* Work to be completed *
Having read the material, return every line of it exactly.

*** Opening of Recorded data ***

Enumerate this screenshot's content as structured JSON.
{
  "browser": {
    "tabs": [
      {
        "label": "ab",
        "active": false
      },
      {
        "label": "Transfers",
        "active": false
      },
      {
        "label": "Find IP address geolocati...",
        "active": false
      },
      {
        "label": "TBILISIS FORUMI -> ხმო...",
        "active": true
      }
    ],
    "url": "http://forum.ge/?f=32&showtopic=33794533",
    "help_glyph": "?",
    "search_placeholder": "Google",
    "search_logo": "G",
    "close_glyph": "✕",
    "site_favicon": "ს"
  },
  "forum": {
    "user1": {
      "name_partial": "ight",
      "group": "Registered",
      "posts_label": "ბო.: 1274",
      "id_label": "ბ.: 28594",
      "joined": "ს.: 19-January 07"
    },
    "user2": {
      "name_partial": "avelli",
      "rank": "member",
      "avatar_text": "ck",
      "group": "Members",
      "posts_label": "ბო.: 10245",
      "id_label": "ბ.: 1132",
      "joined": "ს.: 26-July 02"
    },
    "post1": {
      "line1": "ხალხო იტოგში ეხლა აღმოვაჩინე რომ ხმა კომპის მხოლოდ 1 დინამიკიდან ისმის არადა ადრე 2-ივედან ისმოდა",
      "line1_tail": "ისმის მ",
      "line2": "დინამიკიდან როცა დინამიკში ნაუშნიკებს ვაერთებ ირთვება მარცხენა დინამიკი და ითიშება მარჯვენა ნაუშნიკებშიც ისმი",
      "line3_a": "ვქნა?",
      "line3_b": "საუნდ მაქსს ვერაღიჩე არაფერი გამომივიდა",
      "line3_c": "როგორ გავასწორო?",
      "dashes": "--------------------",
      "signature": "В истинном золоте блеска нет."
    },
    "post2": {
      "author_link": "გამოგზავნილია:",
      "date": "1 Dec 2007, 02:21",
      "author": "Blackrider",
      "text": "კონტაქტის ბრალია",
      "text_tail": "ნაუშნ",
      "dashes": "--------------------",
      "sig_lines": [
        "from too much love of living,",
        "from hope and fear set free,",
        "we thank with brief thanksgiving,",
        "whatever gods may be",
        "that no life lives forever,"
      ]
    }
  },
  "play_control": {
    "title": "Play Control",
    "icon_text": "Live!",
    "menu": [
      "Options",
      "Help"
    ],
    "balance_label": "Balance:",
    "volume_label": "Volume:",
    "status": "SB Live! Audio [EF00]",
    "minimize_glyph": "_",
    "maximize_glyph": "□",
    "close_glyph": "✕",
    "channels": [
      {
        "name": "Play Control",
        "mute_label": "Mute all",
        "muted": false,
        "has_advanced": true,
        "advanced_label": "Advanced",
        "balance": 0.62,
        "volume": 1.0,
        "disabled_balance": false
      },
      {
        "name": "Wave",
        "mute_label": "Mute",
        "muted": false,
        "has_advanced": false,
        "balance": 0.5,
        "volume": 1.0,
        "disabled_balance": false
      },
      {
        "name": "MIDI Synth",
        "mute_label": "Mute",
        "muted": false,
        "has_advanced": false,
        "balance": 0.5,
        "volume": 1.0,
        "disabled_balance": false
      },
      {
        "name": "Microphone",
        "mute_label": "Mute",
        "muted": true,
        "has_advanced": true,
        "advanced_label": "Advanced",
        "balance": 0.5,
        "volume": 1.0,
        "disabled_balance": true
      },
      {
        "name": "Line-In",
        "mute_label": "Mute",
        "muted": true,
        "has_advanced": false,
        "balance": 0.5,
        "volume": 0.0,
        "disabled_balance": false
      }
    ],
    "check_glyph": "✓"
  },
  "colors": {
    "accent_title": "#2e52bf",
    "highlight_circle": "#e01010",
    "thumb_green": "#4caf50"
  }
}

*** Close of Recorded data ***

* Exercise response *
Enumerate this screenshot's content as structured JSON.
{
  "browser": {
    "tabs": [
      {
        "label": "ab",
        "active": false
      },
      {
        "label": "Transfers",
        "active": false
      },
      {
        "label": "Find IP address geolocati...",
        "active": false
      },
      {
        "label": "TBILISIS FORUMI -> ხმო...",
        "active": true
      }
    ],
    "url": "http://forum.ge/?f=32&showtopic=33794533",
    "help_glyph": "?",
    "search_placeholder": "Google",
    "search_logo": "G",
    "close_glyph": "✕",
    "site_favicon": "ს"
  },
  "forum": {
    "user1": {
      "name_partial": "ight",
      "group": "Registered",
      "posts_label": "ბო.: 1274",
      "id_label": "ბ.: 28594",
      "joined": "ს.: 19-January 07"
    },
    "user2": {
      "name_partial": "avelli",
      "rank": "member",
      "avatar_text": "ck",
      "group": "Members",
      "posts_label": "ბო.: 10245",
      "id_label": "ბ.: 1132",
      "joined": "ს.: 26-July 02"
    },
    "post1": {
      "line1": "ხალხო იტოგში ეხლა აღმოვაჩინე რომ ხმა კომპის მხოლოდ 1 დინამიკიდან ისმის არადა ადრე 2-ივედან ისმოდა",
      "line1_tail": "ისმის მ",
      "line2": "დინამიკიდან როცა დინამიკში ნაუშნიკებს ვაერთებ ირთვება მარცხენა დინამიკი და ითიშება მარჯვენა ნაუშნიკებშიც ისმი",
      "line3_a": "ვქნა?",
      "line3_b": "საუნდ მაქსს ვერაღიჩე არაფერი გამომივიდა",
      "line3_c": "როგორ გავასწორო?",
      "dashes": "--------------------",
      "signature": "В истинном золоте блеска нет."
    },
    "post2": {
      "author_link": "გამოგზავნილია:",
      "date": "1 Dec 2007, 02:21",
      "author": "Blackrider",
      "text": "კონტაქტის ბრალია",
      "text_tail": "ნაუშნ",
      "dashes": "--------------------",
      "sig_lines": [
        "from too much love of living,",
        "from hope and fear set free,",
        "we thank with brief thanksgiving,",
        "whatever gods may be",
        "that no life lives forever,"
      ]
    }
  },
  "play_control": {
    "title": "Play Control",
    "icon_text": "Live!",
    "menu": [
      "Options",
      "Help"
    ],
    "balance_label": "Balance:",
    "volume_label": "Volume:",
    "status": "SB Live! Audio [EF00]",
    "minimize_glyph": "_",
    "maximize_glyph": "□",
    "close_glyph": "✕",
    "channels": [
      {
        "name": "Play Control",
        "mute_label": "Mute all",
        "muted": false,
        "has_advanced": true,
        "advanced_label": "Advanced",
        "balance": 0.62,
        "volume": 1.0,
        "disabled_balance": false
      },
      {
        "name": "Wave",
        "mute_label": "Mute",
        "muted": false,
        "has_advanced": false,
        "balance": 0.5,
        "volume": 1.0,
        "disabled_balance": false
      },
      {
        "name": "MIDI Synth",
        "mute_label": "Mute",
        "muted": false,
        "has_advanced": false,
        "balance": 0.5,
        "volume": 1.0,
        "disabled_balance": false
      },
      {
        "name": "Microphone",
        "mute_label": "Mute",
        "muted": true,
        "has_advanced": true,
        "advanced_label": "Advanced",
        "balance": 0.5,
        "volume": 1.0,
        "disabled_balance": true
      },
      {
        "name": "Line-In",
        "mute_label": "Mute",
        "muted": true,
        "has_advanced": false,
        "balance": 0.5,
        "volume": 0.0,
        "disabled_balance": false
      }
    ],
    "check_glyph": "✓"
  },
  "colors": {
    "accent_title": "#2e52bf",
    "highlight_circle": "#e01010",
    "thumb_green": "#4caf50"
  }
}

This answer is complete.